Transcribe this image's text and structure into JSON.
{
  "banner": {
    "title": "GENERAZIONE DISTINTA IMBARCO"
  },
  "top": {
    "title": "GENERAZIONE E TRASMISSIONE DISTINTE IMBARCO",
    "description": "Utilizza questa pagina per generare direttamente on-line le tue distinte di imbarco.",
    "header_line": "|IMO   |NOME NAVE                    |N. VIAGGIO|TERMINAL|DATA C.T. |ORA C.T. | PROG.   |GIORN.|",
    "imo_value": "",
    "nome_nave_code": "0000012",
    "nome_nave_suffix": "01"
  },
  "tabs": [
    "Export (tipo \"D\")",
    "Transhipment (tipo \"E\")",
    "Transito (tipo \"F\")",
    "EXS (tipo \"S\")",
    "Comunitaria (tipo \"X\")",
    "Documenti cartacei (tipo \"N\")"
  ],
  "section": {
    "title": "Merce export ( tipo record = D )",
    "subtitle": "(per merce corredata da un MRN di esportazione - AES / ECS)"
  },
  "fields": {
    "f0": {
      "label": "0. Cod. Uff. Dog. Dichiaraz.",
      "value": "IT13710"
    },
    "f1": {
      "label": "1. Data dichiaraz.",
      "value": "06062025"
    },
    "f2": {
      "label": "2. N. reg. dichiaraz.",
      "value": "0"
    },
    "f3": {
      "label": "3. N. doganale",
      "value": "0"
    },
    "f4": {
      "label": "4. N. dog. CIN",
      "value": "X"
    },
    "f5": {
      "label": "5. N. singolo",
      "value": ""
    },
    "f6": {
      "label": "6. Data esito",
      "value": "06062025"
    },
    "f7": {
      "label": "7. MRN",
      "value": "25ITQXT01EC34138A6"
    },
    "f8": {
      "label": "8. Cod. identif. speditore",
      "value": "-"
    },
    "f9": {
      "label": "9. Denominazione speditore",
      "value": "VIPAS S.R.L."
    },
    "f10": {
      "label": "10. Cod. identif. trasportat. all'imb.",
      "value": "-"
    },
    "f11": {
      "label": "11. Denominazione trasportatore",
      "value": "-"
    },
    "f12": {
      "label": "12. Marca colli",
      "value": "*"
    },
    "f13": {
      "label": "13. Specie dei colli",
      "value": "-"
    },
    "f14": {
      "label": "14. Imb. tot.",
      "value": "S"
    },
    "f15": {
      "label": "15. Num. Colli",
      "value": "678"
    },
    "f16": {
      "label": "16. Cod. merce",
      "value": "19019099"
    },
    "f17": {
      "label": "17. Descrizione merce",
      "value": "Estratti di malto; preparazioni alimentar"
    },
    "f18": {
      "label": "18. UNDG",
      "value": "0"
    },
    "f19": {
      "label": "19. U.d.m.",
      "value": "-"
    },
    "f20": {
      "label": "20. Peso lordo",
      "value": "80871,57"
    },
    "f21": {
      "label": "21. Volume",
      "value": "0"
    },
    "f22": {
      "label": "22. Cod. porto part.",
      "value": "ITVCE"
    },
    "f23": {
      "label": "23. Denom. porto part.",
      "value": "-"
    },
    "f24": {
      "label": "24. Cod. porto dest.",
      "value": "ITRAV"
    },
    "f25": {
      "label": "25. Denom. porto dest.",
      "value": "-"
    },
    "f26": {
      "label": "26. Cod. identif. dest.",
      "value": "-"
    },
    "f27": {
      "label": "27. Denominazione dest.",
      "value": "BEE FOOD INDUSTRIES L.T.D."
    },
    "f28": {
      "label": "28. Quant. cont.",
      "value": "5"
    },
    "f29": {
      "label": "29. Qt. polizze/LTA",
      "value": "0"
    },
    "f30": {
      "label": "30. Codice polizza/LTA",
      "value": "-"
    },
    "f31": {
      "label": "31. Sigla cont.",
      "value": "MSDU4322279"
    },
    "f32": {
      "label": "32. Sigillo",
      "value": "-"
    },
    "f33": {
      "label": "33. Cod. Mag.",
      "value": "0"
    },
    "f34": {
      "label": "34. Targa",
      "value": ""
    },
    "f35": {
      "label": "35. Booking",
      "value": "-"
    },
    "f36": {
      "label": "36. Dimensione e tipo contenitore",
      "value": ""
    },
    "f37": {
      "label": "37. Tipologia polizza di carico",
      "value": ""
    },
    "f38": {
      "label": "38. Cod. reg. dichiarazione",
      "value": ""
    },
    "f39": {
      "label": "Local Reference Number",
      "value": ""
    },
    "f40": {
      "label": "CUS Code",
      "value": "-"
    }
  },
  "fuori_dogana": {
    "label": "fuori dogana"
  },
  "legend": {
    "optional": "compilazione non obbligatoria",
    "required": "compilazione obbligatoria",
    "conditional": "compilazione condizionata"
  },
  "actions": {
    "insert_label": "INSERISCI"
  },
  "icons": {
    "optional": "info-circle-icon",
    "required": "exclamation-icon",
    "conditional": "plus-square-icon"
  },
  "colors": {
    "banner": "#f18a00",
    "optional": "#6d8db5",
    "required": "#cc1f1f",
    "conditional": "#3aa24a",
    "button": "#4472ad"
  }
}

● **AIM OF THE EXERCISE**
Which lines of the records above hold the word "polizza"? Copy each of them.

● **TASK SOLUTION**
      "label": "30. Codice polizza/LTA",
      "label": "37. Tipologia polizza di carico",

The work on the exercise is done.